58. Konishi M. Birdsong: from behavior to neuron. Annu Rev Neurosci. 1985;8:125–70. doi: 10.1146/ [PubMed] [Cross Ref]
59. Ryan MJ. Neuroanatomy influences speciation rates among anurans. Proc Natl Acad Sci USA. 1986;83:1379–82. doi: 10.1073/pnas.83.5.1379. [PubMed] [Cross Ref]
60. Richards CL. Has the evolution of complexity in the amphibian papilla influenced anuran speciation rates? J Evol Biol. 2006;19:1222–30. doi: 10.1111/j.1420-9101.2006.01079.x. [PubMed] [Cross Ref]
61. Ellers J, Slabbekoorn H. Song divergence and male dispersal among bird populations: a spatially explicit model testing the role of vocal learning. Anim Behav. 2003;65:671–81. doi: 10.1006/anbe.2003.2081. [Cross Ref]
62. Lachlan RF, Servedio MR. Song learning accelerates allopatric speciation. Evolution. 2004;58:2049–63. [PubMed]
63. Mooney R. Neurobiology of song learning. Curr Opin Neurobiol. 2009;19:654–60. doi: 10.1016/j.conb.2009.10.004. [PubMed] [Cross Ref]
64. Hoskin CJ, Higgie M. Speciation via species interactions: the divergence of mating traits within species. Ecol Lett. 2010;13:409–20. doi: 10.1111/j.1461-0248.2010.01448.x. [PubMed] [Cross Ref]

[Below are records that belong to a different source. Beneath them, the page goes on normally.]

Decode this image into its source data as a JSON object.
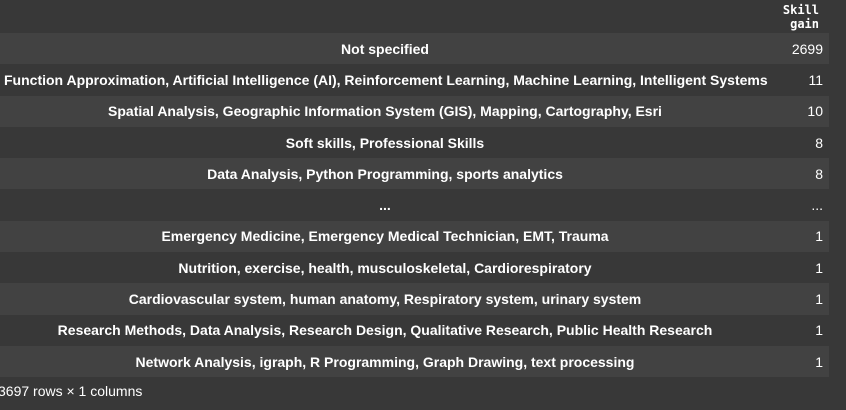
{
  "table": {
    "column_header": "Skill gain",
    "rows": [
      {
        "index": "Not specified",
        "value": "2699"
      },
      {
        "index": "Function Approximation, Artificial Intelligence (AI), Reinforcement Learning, Machine Learning, Intelligent Systems",
        "value": "11"
      },
      {
        "index": "Spatial Analysis, Geographic Information System (GIS), Mapping, Cartography, Esri",
        "value": "10"
      },
      {
        "index": "Soft skills, Professional Skills",
        "value": "8"
      },
      {
        "index": "Data Analysis, Python Programming, sports analytics",
        "value": "8"
      },
      {
        "index": "...",
        "value": "..."
      },
      {
        "index": "Emergency Medicine, Emergency Medical Technician, EMT, Trauma",
        "value": "1"
      },
      {
        "index": "Nutrition, exercise, health, musculoskeletal, Cardiorespiratory",
        "value": "1"
      },
      {
        "index": "Cardiovascular system, human anatomy, Respiratory system, urinary system",
        "value": "1"
      },
      {
        "index": "Research Methods, Data Analysis, Research Design, Qualitative Research, Public Health Research",
        "value": "1"
      },
      {
        "index": "Network Analysis, igraph, R Programming, Graph Drawing, text processing",
        "value": "1"
      }
    ]
  },
  "footer": {
    "shape_text": "3697 rows × 1 columns"
  }
}
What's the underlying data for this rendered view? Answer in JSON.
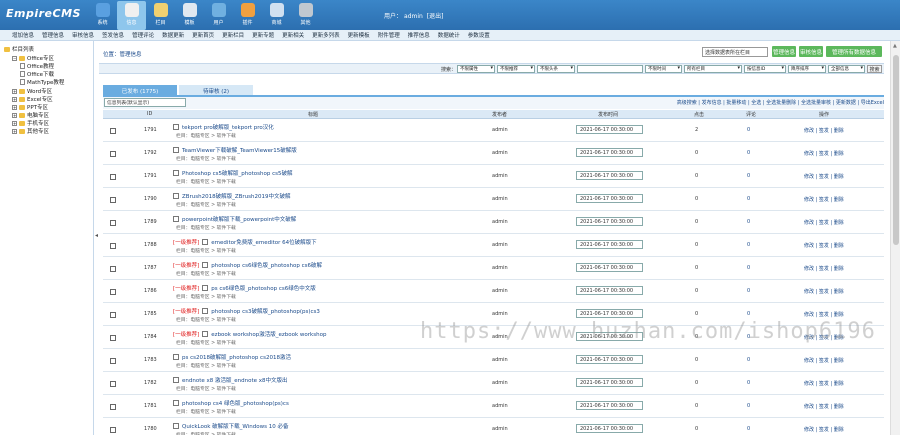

65. Wood B, Richmond BG. Human evolution: taxonomy and paleobiology. J Anat. 2000;197:19–60. doi: 10.1046/j.1469-7580.2000.19710019.x. [PubMed] [Cross Ref]
66. Roth G, Dicke U. Evolution of the brain and intelligence. Trends Cogn Sci. 2005;9:250–7. doi: 10.1016/j.tics.2005.03.005. [PubMed] [Cross Ref]
67. Lewis JW. Cortical networks related to human use of tools. Neuroscientist. 2006;12:211–31. doi: 10.1177/1073858406288327. [PubMed] [Cross Ref]
68. Fitch WT. The evolution of language: a comparative review. Biol Philos. 2005;20:193–203. doi: 10.1007/s10539-005-5597-1. [Cross Ref]

Articles from Communicative & Integrative Biology are provided here courtesy of Taylor & Francis